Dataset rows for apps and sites

^^^^^^^^^^^^^^^^

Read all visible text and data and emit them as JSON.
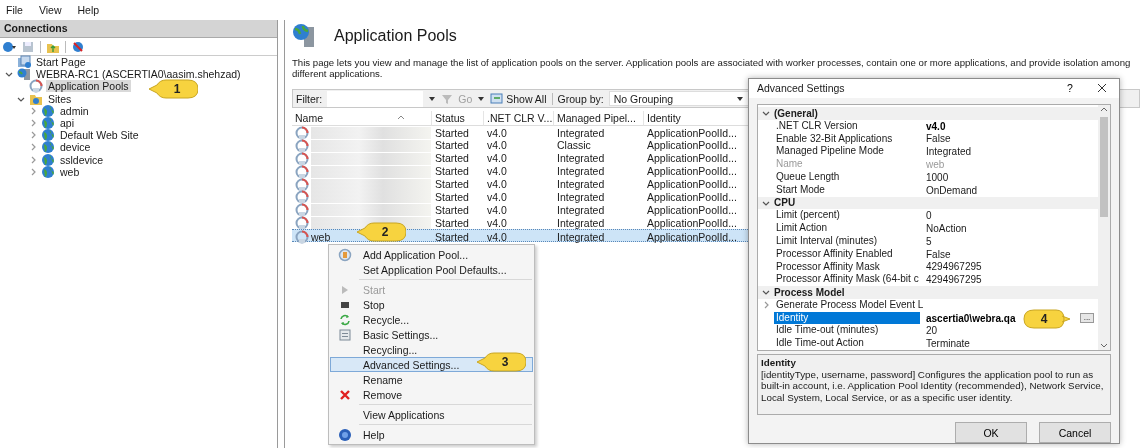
{
  "menu_bar": [
    "File",
    "View",
    "Help"
  ],
  "connections": {
    "title": "Connections",
    "tree": [
      {
        "label": "Start Page",
        "kind": "leaf",
        "selected": false
      },
      {
        "label": "WEBRA-RC1 (ASCERTIA0\\aasim.shehzad)",
        "kind": "node",
        "expanded": true,
        "selected": false,
        "children": [
          {
            "label": "Application Pools",
            "kind": "leaf",
            "selected": true
          },
          {
            "label": "Sites",
            "kind": "node",
            "expanded": true,
            "selected": false,
            "children": [
              {
                "label": "admin",
                "kind": "node",
                "expanded": false,
                "selected": false
              },
              {
                "label": "api",
                "kind": "node",
                "expanded": false,
                "selected": false
              },
              {
                "label": "Default Web Site",
                "kind": "node",
                "expanded": false,
                "selected": false
              },
              {
                "label": "device",
                "kind": "node",
                "expanded": false,
                "selected": false
              },
              {
                "label": "ssldevice",
                "kind": "node",
                "expanded": false,
                "selected": false
              },
              {
                "label": "web",
                "kind": "node",
                "expanded": false,
                "selected": false
              }
            ]
          }
        ]
      }
    ]
  },
  "page": {
    "title": "Application Pools",
    "description": "This page lets you view and manage the list of application pools on the server. Application pools are associated with worker processes, contain one or more applications, and provide isolation among different applications.",
    "filter": {
      "label": "Filter:",
      "go": "Go",
      "show_all": "Show All",
      "group_by_label": "Group by:",
      "group_by": "No Grouping"
    },
    "table": {
      "columns": [
        "Name",
        "Status",
        ".NET CLR V...",
        "Managed Pipel...",
        "Identity"
      ],
      "rows": [
        {
          "status": "Started",
          "clr": "v4.0",
          "pipeline": "Integrated",
          "identity": "ApplicationPoolId...",
          "selected": false
        },
        {
          "status": "Started",
          "clr": "v4.0",
          "pipeline": "Classic",
          "identity": "ApplicationPoolId...",
          "selected": false
        },
        {
          "status": "Started",
          "clr": "v4.0",
          "pipeline": "Integrated",
          "identity": "ApplicationPoolId...",
          "selected": false
        },
        {
          "status": "Started",
          "clr": "v4.0",
          "pipeline": "Integrated",
          "identity": "ApplicationPoolId...",
          "selected": false
        },
        {
          "status": "Started",
          "clr": "v4.0",
          "pipeline": "Integrated",
          "identity": "ApplicationPoolId...",
          "selected": false
        },
        {
          "status": "Started",
          "clr": "v4.0",
          "pipeline": "Integrated",
          "identity": "ApplicationPoolId...",
          "selected": false
        },
        {
          "status": "Started",
          "clr": "v4.0",
          "pipeline": "Integrated",
          "identity": "ApplicationPoolId...",
          "selected": false
        },
        {
          "status": "Started",
          "clr": "v4.0",
          "pipeline": "Integrated",
          "identity": "ApplicationPoolId...",
          "selected": false
        },
        {
          "name": "web",
          "status": "Started",
          "clr": "v4.0",
          "pipeline": "Integrated",
          "identity": "ApplicationPoolId...",
          "selected": true
        }
      ]
    }
  },
  "context_menu": [
    {
      "kind": "item",
      "label": "Add Application Pool...",
      "disabled": false,
      "selected": false
    },
    {
      "kind": "item",
      "label": "Set Application Pool Defaults...",
      "disabled": false,
      "selected": false
    },
    {
      "kind": "separator"
    },
    {
      "kind": "item",
      "label": "Start",
      "disabled": true,
      "selected": false
    },
    {
      "kind": "item",
      "label": "Stop",
      "disabled": false,
      "selected": false
    },
    {
      "kind": "item",
      "label": "Recycle...",
      "disabled": false,
      "selected": false
    },
    {
      "kind": "item",
      "label": "Basic Settings...",
      "disabled": false,
      "selected": false
    },
    {
      "kind": "item",
      "label": "Recycling...",
      "disabled": false,
      "selected": false
    },
    {
      "kind": "item",
      "label": "Advanced Settings...",
      "disabled": false,
      "selected": true
    },
    {
      "kind": "item",
      "label": "Rename",
      "disabled": false,
      "selected": false
    },
    {
      "kind": "item",
      "label": "Remove",
      "disabled": false,
      "selected": false
    },
    {
      "kind": "separator"
    },
    {
      "kind": "item",
      "label": "View Applications",
      "disabled": false,
      "selected": false
    },
    {
      "kind": "separator"
    },
    {
      "kind": "item",
      "label": "Help",
      "disabled": false,
      "selected": false
    }
  ],
  "dialog": {
    "title": "Advanced Settings",
    "help": "?",
    "groups": [
      {
        "title": "(General)",
        "expanded": true,
        "properties": [
          {
            "kind": "property",
            "name": ".NET CLR Version",
            "value": "v4.0",
            "modified": true,
            "disabled": false,
            "selected": false
          },
          {
            "kind": "property",
            "name": "Enable 32-Bit Applications",
            "value": "False",
            "modified": false,
            "disabled": false,
            "selected": false
          },
          {
            "kind": "property",
            "name": "Managed Pipeline Mode",
            "value": "Integrated",
            "modified": false,
            "disabled": false,
            "selected": false
          },
          {
            "kind": "property",
            "name": "Name",
            "value": "web",
            "modified": false,
            "disabled": true,
            "selected": false
          },
          {
            "kind": "property",
            "name": "Queue Length",
            "value": "1000",
            "modified": false,
            "disabled": false,
            "selected": false
          },
          {
            "kind": "property",
            "name": "Start Mode",
            "value": "OnDemand",
            "modified": false,
            "disabled": false,
            "selected": false
          }
        ]
      },
      {
        "title": "CPU",
        "expanded": true,
        "properties": [
          {
            "kind": "property",
            "name": "Limit (percent)",
            "value": "0",
            "modified": false,
            "disabled": false,
            "selected": false
          },
          {
            "kind": "property",
            "name": "Limit Action",
            "value": "NoAction",
            "modified": false,
            "disabled": false,
            "selected": false
          },
          {
            "kind": "property",
            "name": "Limit Interval (minutes)",
            "value": "5",
            "modified": false,
            "disabled": false,
            "selected": false
          },
          {
            "kind": "property",
            "name": "Processor Affinity Enabled",
            "value": "False",
            "modified": false,
            "disabled": false,
            "selected": false
          },
          {
            "kind": "property",
            "name": "Processor Affinity Mask",
            "value": "4294967295",
            "modified": false,
            "disabled": false,
            "selected": false
          },
          {
            "kind": "property",
            "name": "Processor Affinity Mask (64-bit c",
            "value": "4294967295",
            "modified": false,
            "disabled": false,
            "selected": false
          }
        ]
      },
      {
        "title": "Process Model",
        "expanded": true,
        "properties": [
          {
            "kind": "expander",
            "name": "Generate Process Model Event L",
            "disabled": false,
            "selected": false
          },
          {
            "kind": "browse",
            "name": "Identity",
            "value": "ascertia0\\webra.qa",
            "button": "...",
            "modified": true,
            "disabled": false,
            "selected": true
          },
          {
            "kind": "property",
            "name": "Idle Time-out (minutes)",
            "value": "20",
            "modified": false,
            "disabled": false,
            "selected": false
          },
          {
            "kind": "property",
            "name": "Idle Time-out Action",
            "value": "Terminate",
            "modified": false,
            "disabled": false,
            "selected": false
          }
        ]
      }
    ],
    "help_title": "Identity",
    "help_text": "[identityType, username, password] Configures the application pool to run as built-in account, i.e. Application Pool Identity (recommended), Network Service, Local System, Local Service, or as a specific user identity.",
    "buttons": [
      "OK",
      "Cancel"
    ]
  },
  "callouts": [
    {
      "text": "1",
      "kind": "left"
    },
    {
      "text": "2",
      "kind": "left"
    },
    {
      "text": "3",
      "kind": "left"
    },
    {
      "text": "4",
      "kind": "right"
    }
  ]
}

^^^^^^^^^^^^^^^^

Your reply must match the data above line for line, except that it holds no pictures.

*Exercise answer:*
Read all visible text and data and emit them as JSON.
{
  "menu_bar": [
    "File",
    "View",
    "Help"
  ],
  "connections": {
    "title": "Connections",
    "tree": [
      {
        "label": "Start Page",
        "kind": "leaf",
        "selected": false
      },
      {
        "label": "WEBRA-RC1 (ASCERTIA0\\aasim.shehzad)",
        "kind": "node",
        "expanded": true,
        "selected": false,
        "children": [
          {
            "label": "Application Pools",
            "kind": "leaf",
            "selected": true
          },
          {
            "label": "Sites",
            "kind": "node",
            "expanded": true,
            "selected": false,
            "children": [
              {
                "label": "admin",
                "kind": "node",
                "expanded": false,
                "selected": false
              },
              {
                "label": "api",
                "kind": "node",
                "expanded": false,
                "selected": false
              },
              {
                "label": "Default Web Site",
                "kind": "node",
                "expanded": false,
                "selected": false
              },
              {
                "label": "device",
                "kind": "node",
                "expanded": false,
                "selected": false
              },
              {
                "label": "ssldevice",
                "kind": "node",
                "expanded": false,
                "selected": false
              },
              {
                "label": "web",
                "kind": "node",
                "expanded": false,
                "selected": false
              }
            ]
          }
        ]
      }
    ]
  },
  "page": {
    "title": "Application Pools",
    "description": "This page lets you view and manage the list of application pools on the server. Application pools are associated with worker processes, contain one or more applications, and provide isolation among different applications.",
    "filter": {
      "label": "Filter:",
      "go": "Go",
      "show_all": "Show All",
      "group_by_label": "Group by:",
      "group_by": "No Grouping"
    },
    "table": {
      "columns": [
        "Name",
        "Status",
        ".NET CLR V...",
        "Managed Pipel...",
        "Identity"
      ],
      "rows": [
        {
          "status": "Started",
          "clr": "v4.0",
          "pipeline": "Integrated",
          "identity": "ApplicationPoolId...",
          "selected": false
        },
        {
          "status": "Started",
          "clr": "v4.0",
          "pipeline": "Classic",
          "identity": "ApplicationPoolId...",
          "selected": false
        },
        {
          "status": "Started",
          "clr": "v4.0",
          "pipeline": "Integrated",
          "identity": "ApplicationPoolId...",
          "selected": false
        },
        {
          "status": "Started",
          "clr": "v4.0",
          "pipeline": "Integrated",
          "identity": "ApplicationPoolId...",
          "selected": false
        },
        {
          "status": "Started",
          "clr": "v4.0",
          "pipeline": "Integrated",
          "identity": "ApplicationPoolId...",
          "selected": false
        },
        {
          "status": "Started",
          "clr": "v4.0",
          "pipeline": "Integrated",
          "identity": "ApplicationPoolId...",
          "selected": false
        },
        {
          "status": "Started",
          "clr": "v4.0",
          "pipeline": "Integrated",
          "identity": "ApplicationPoolId...",
          "selected": false
        },
        {
          "status": "Started",
          "clr": "v4.0",
          "pipeline": "Integrated",
          "identity": "ApplicationPoolId...",
          "selected": false
        },
        {
          "name": "web",
          "status": "Started",
          "clr": "v4.0",
          "pipeline": "Integrated",
          "identity": "ApplicationPoolId...",
          "selected": true
        }
      ]
    }
  },
  "context_menu": [
    {
      "kind": "item",
      "label": "Add Application Pool...",
      "disabled": false,
      "selected": false
    },
    {
      "kind": "item",
      "label": "Set Application Pool Defaults...",
      "disabled": false,
      "selected": false
    },
    {
      "kind": "separator"
    },
    {
      "kind": "item",
      "label": "Start",
      "disabled": true,
      "selected": false
    },
    {
      "kind": "item",
      "label": "Stop",
      "disabled": false,
      "selected": false
    },
    {
      "kind": "item",
      "label": "Recycle...",
      "disabled": false,
      "selected": false
    },
    {
      "kind": "item",
      "label": "Basic Settings...",
      "disabled": false,
      "selected": false
    },
    {
      "kind": "item",
      "label": "Recycling...",
      "disabled": false,
      "selected": false
    },
    {
      "kind": "item",
      "label": "Advanced Settings...",
      "disabled": false,
      "selected": true
    },
    {
      "kind": "item",
      "label": "Rename",
      "disabled": false,
      "selected": false
    },
    {
      "kind": "item",
      "label": "Remove",
      "disabled": false,
      "selected": false
    },
    {
      "kind": "separator"
    },
    {
      "kind": "item",
      "label": "View Applications",
      "disabled": false,
      "selected": false
    },
    {
      "kind": "separator"
    },
    {
      "kind": "item",
      "label": "Help",
      "disabled": false,
      "selected": false
    }
  ],
  "dialog": {
    "title": "Advanced Settings",
    "help": "?",
    "groups": [
      {
        "title": "(General)",
        "expanded": true,
        "properties": [
          {
            "kind": "property",
            "name": ".NET CLR Version",
            "value": "v4.0",
            "modified": true,
            "disabled": false,
            "selected": false
          },
          {
            "kind": "property",
            "name": "Enable 32-Bit Applications",
            "value": "False",
            "modified": false,
            "disabled": false,
            "selected": false
          },
          {
            "kind": "property",
            "name": "Managed Pipeline Mode",
            "value": "Integrated",
            "modified": false,
            "disabled": false,
            "selected": false
          },
          {
            "kind": "property",
            "name": "Name",
            "value": "web",
            "modified": false,
            "disabled": true,
            "selected": false
          },
          {
            "kind": "property",
            "name": "Queue Length",
            "value": "1000",
            "modified": false,
            "disabled": false,
            "selected": false
          },
          {
            "kind": "property",
            "name": "Start Mode",
            "value": "OnDemand",
            "modified": false,
            "disabled": false,
            "selected": false
          }
        ]
      },
      {
        "title": "CPU",
        "expanded": true,
        "properties": [
          {
            "kind": "property",
            "name": "Limit (percent)",
            "value": "0",
            "modified": false,
            "disabled": false,
            "selected": false
          },
          {
            "kind": "property",
            "name": "Limit Action",
            "value": "NoAction",
            "modified": false,
            "disabled": false,
            "selected": false
          },
          {
            "kind": "property",
            "name": "Limit Interval (minutes)",
            "value": "5",
            "modified": false,
            "disabled": false,
            "selected": false
          },
          {
            "kind": "property",
            "name": "Processor Affinity Enabled",
            "value": "False",
            "modified": false,
            "disabled": false,
            "selected": false
          },
          {
            "kind": "property",
            "name": "Processor Affinity Mask",
            "value": "4294967295",
            "modified": false,
            "disabled": false,
            "selected": false
          },
          {
            "kind": "property",
            "name": "Processor Affinity Mask (64-bit c",
            "value": "4294967295",
            "modified": false,
            "disabled": false,
            "selected": false
          }
        ]
      },
      {
        "title": "Process Model",
        "expanded": true,
        "properties": [
          {
            "kind": "expander",
            "name": "Generate Process Model Event L",
            "disabled": false,
            "selected": false
          },
          {
            "kind": "browse",
            "name": "Identity",
            "value": "ascertia0\\webra.qa",
            "button": "...",
            "modified": true,
            "disabled": false,
            "selected": true
          },
          {
            "kind": "property",
            "name": "Idle Time-out (minutes)",
            "value": "20",
            "modified": false,
            "disabled": false,
            "selected": false
          },
          {
            "kind": "property",
            "name": "Idle Time-out Action",
            "value": "Terminate",
            "modified": false,
            "disabled": false,
            "selected": false
          }
        ]
      }
    ],
    "help_title": "Identity",
    "help_text": "[identityType, username, password] Configures the application pool to run as built-in account, i.e. Application Pool Identity (recommended), Network Service, Local System, Local Service, or as a specific user identity.",
    "buttons": [
      "OK",
      "Cancel"
    ]
  },
  "callouts": [
    {
      "text": "1",
      "kind": "left"
    },
    {
      "text": "2",
      "kind": "left"
    },
    {
      "text": "3",
      "kind": "left"
    },
    {
      "text": "4",
      "kind": "right"
    }
  ]
}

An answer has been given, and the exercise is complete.